** WORK ORDER **
Please repeat the data exactly. Any picture in it stays out.

** DATA FOR REVIEW **
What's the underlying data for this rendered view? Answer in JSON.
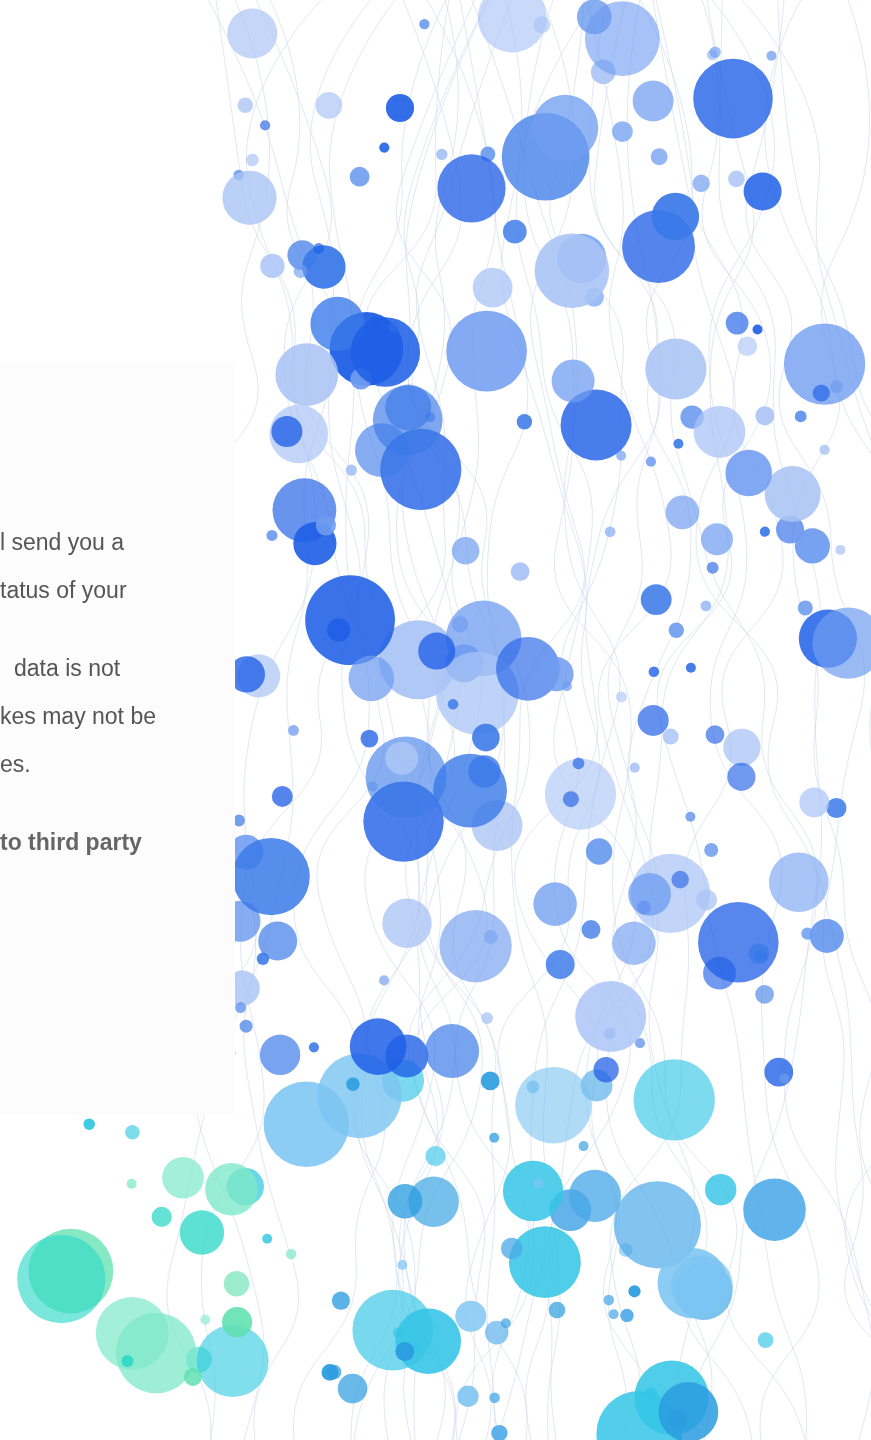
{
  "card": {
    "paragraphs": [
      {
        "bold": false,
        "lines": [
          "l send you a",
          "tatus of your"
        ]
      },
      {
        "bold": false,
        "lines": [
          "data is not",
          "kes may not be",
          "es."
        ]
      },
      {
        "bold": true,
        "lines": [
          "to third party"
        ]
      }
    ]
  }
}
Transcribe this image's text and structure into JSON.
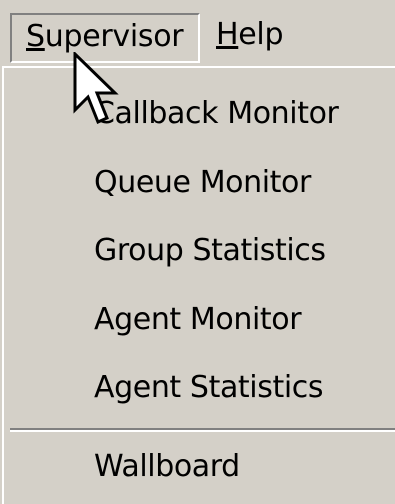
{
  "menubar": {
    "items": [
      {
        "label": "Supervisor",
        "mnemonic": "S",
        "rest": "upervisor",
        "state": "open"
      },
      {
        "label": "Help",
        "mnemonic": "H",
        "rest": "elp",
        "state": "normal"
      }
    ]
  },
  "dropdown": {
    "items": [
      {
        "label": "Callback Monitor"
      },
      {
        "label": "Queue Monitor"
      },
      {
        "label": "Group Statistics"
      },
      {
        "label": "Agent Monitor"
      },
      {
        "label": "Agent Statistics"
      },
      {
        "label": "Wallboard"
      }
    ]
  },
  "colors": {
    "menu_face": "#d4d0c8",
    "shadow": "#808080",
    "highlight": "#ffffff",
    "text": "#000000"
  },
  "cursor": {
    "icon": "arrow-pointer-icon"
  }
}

** EXERCISE RESULT **
What's the underlying data for this rendered view? Answer in JSON.
{
  "card": {
    "paragraphs": [
      {
        "bold": false,
        "lines": [
          "l send you a",
          "tatus of your"
        ]
      },
      {
        "bold": false,
        "lines": [
          "data is not",
          "kes may not be",
          "es."
        ]
      },
      {
        "bold": true,
        "lines": [
          "to third party"
        ]
      }
    ]
  }
}
Transcribe this image's text and structure into JSON.
{
  "menubar": {
    "items": [
      {
        "label": "Supervisor",
        "mnemonic": "S",
        "rest": "upervisor",
        "state": "open"
      },
      {
        "label": "Help",
        "mnemonic": "H",
        "rest": "elp",
        "state": "normal"
      }
    ]
  },
  "dropdown": {
    "items": [
      {
        "label": "Callback Monitor"
      },
      {
        "label": "Queue Monitor"
      },
      {
        "label": "Group Statistics"
      },
      {
        "label": "Agent Monitor"
      },
      {
        "label": "Agent Statistics"
      },
      {
        "label": "Wallboard"
      }
    ]
  },
  "colors": {
    "menu_face": "#d4d0c8",
    "shadow": "#808080",
    "highlight": "#ffffff",
    "text": "#000000"
  },
  "cursor": {
    "icon": "arrow-pointer-icon"
  }
}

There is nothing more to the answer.